### YOUR INSTRUCTIONS
Please reproduce all of the data exactly as it appears, but skip the pictures.

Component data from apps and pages
★ ★ ★

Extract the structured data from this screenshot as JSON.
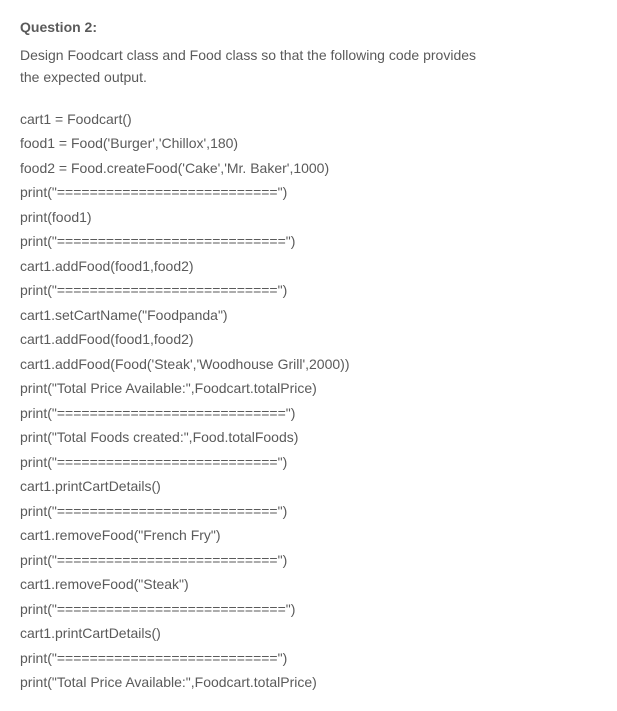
{
  "header": {
    "label": "Question 2:"
  },
  "description": {
    "line1": "Design Foodcart class and Food class so that the following code provides",
    "line2": "the expected output."
  },
  "code": {
    "lines": [
      "cart1 = Foodcart()",
      "food1 = Food('Burger','Chillox',180)",
      "food2 = Food.createFood('Cake','Mr. Baker',1000)",
      "print(\"===========================\")",
      "print(food1)",
      "print(\"============================\")",
      "cart1.addFood(food1,food2)",
      "print(\"===========================\")",
      "cart1.setCartName(\"Foodpanda\")",
      "cart1.addFood(food1,food2)",
      "cart1.addFood(Food('Steak','Woodhouse Grill',2000))",
      "print(\"Total Price Available:\",Foodcart.totalPrice)",
      "print(\"============================\")",
      "print(\"Total Foods created:\",Food.totalFoods)",
      "print(\"===========================\")",
      "cart1.printCartDetails()",
      "print(\"===========================\")",
      "cart1.removeFood(\"French Fry\")",
      "print(\"===========================\")",
      "cart1.removeFood(\"Steak\")",
      "print(\"============================\")",
      "cart1.printCartDetails()",
      "print(\"===========================\")",
      "print(\"Total Price Available:\",Foodcart.totalPrice)"
    ]
  }
}
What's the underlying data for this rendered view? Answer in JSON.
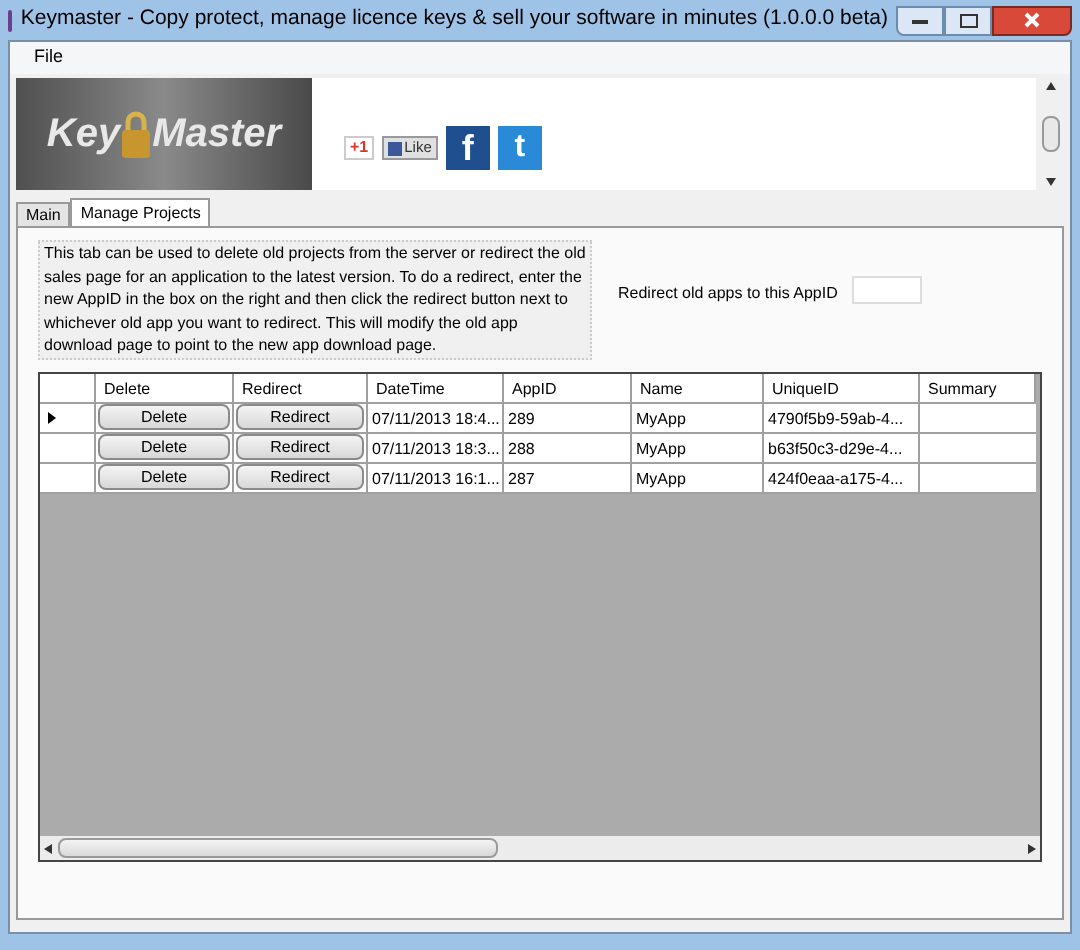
{
  "window": {
    "title": "Keymaster - Copy protect, manage licence keys & sell your software in minutes (1.0.0.0 beta)"
  },
  "menu": [
    "File"
  ],
  "banner": {
    "logo": {
      "left": "Key",
      "right": "Master"
    },
    "plus_one": "+1",
    "like": "Like",
    "facebook": "f",
    "twitter": "t"
  },
  "tabs": [
    {
      "label": "Main",
      "selected": false
    },
    {
      "label": "Manage Projects",
      "selected": true
    }
  ],
  "description": "This tab can be used to delete old projects from the server or redirect the old sales page for an application to the latest version.  To do a redirect, enter the new AppID in the box on the right and then click the redirect button next to whichever old app you want to redirect.  This will modify the old app download page to point to the new app download page.",
  "redirect_label": "Redirect old apps to this AppID",
  "table": {
    "columns": [
      "Delete",
      "Redirect",
      "DateTime",
      "AppID",
      "Name",
      "UniqueID",
      "Summary"
    ],
    "rows": [
      {
        "selected": true,
        "delete": "Delete",
        "redirect": "Redirect",
        "datetime": "07/11/2013 18:4...",
        "appid": "289",
        "name": "MyApp",
        "uniqueid": "4790f5b9-59ab-4..."
      },
      {
        "selected": false,
        "delete": "Delete",
        "redirect": "Redirect",
        "datetime": "07/11/2013 18:3...",
        "appid": "288",
        "name": "MyApp",
        "uniqueid": "b63f50c3-d29e-4..."
      },
      {
        "selected": false,
        "delete": "Delete",
        "redirect": "Redirect",
        "datetime": "07/11/2013 16:1...",
        "appid": "287",
        "name": "MyApp",
        "uniqueid": "424f0eaa-a175-4..."
      }
    ]
  }
}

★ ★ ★

### REPLY
Extract the structured data from this screenshot as JSON.
{
  "header": {
    "label": "Question 2:"
  },
  "description": {
    "line1": "Design Foodcart class and Food class so that the following code provides",
    "line2": "the expected output."
  },
  "code": {
    "lines": [
      "cart1 = Foodcart()",
      "food1 = Food('Burger','Chillox',180)",
      "food2 = Food.createFood('Cake','Mr. Baker',1000)",
      "print(\"===========================\")",
      "print(food1)",
      "print(\"============================\")",
      "cart1.addFood(food1,food2)",
      "print(\"===========================\")",
      "cart1.setCartName(\"Foodpanda\")",
      "cart1.addFood(food1,food2)",
      "cart1.addFood(Food('Steak','Woodhouse Grill',2000))",
      "print(\"Total Price Available:\",Foodcart.totalPrice)",
      "print(\"============================\")",
      "print(\"Total Foods created:\",Food.totalFoods)",
      "print(\"===========================\")",
      "cart1.printCartDetails()",
      "print(\"===========================\")",
      "cart1.removeFood(\"French Fry\")",
      "print(\"===========================\")",
      "cart1.removeFood(\"Steak\")",
      "print(\"============================\")",
      "cart1.printCartDetails()",
      "print(\"===========================\")",
      "print(\"Total Price Available:\",Foodcart.totalPrice)"
    ]
  }
}
What's the underlying data for this rendered view? Answer in JSON.
{
  "window": {
    "title": "Keymaster - Copy protect, manage licence keys & sell your software in minutes (1.0.0.0 beta)"
  },
  "menu": [
    "File"
  ],
  "banner": {
    "logo": {
      "left": "Key",
      "right": "Master"
    },
    "plus_one": "+1",
    "like": "Like",
    "facebook": "f",
    "twitter": "t"
  },
  "tabs": [
    {
      "label": "Main",
      "selected": false
    },
    {
      "label": "Manage Projects",
      "selected": true
    }
  ],
  "description": "This tab can be used to delete old projects from the server or redirect the old sales page for an application to the latest version.  To do a redirect, enter the new AppID in the box on the right and then click the redirect button next to whichever old app you want to redirect.  This will modify the old app download page to point to the new app download page.",
  "redirect_label": "Redirect old apps to this AppID",
  "table": {
    "columns": [
      "Delete",
      "Redirect",
      "DateTime",
      "AppID",
      "Name",
      "UniqueID",
      "Summary"
    ],
    "rows": [
      {
        "selected": true,
        "delete": "Delete",
        "redirect": "Redirect",
        "datetime": "07/11/2013 18:4...",
        "appid": "289",
        "name": "MyApp",
        "uniqueid": "4790f5b9-59ab-4..."
      },
      {
        "selected": false,
        "delete": "Delete",
        "redirect": "Redirect",
        "datetime": "07/11/2013 18:3...",
        "appid": "288",
        "name": "MyApp",
        "uniqueid": "b63f50c3-d29e-4..."
      },
      {
        "selected": false,
        "delete": "Delete",
        "redirect": "Redirect",
        "datetime": "07/11/2013 16:1...",
        "appid": "287",
        "name": "MyApp",
        "uniqueid": "424f0eaa-a175-4..."
      }
    ]
  }
}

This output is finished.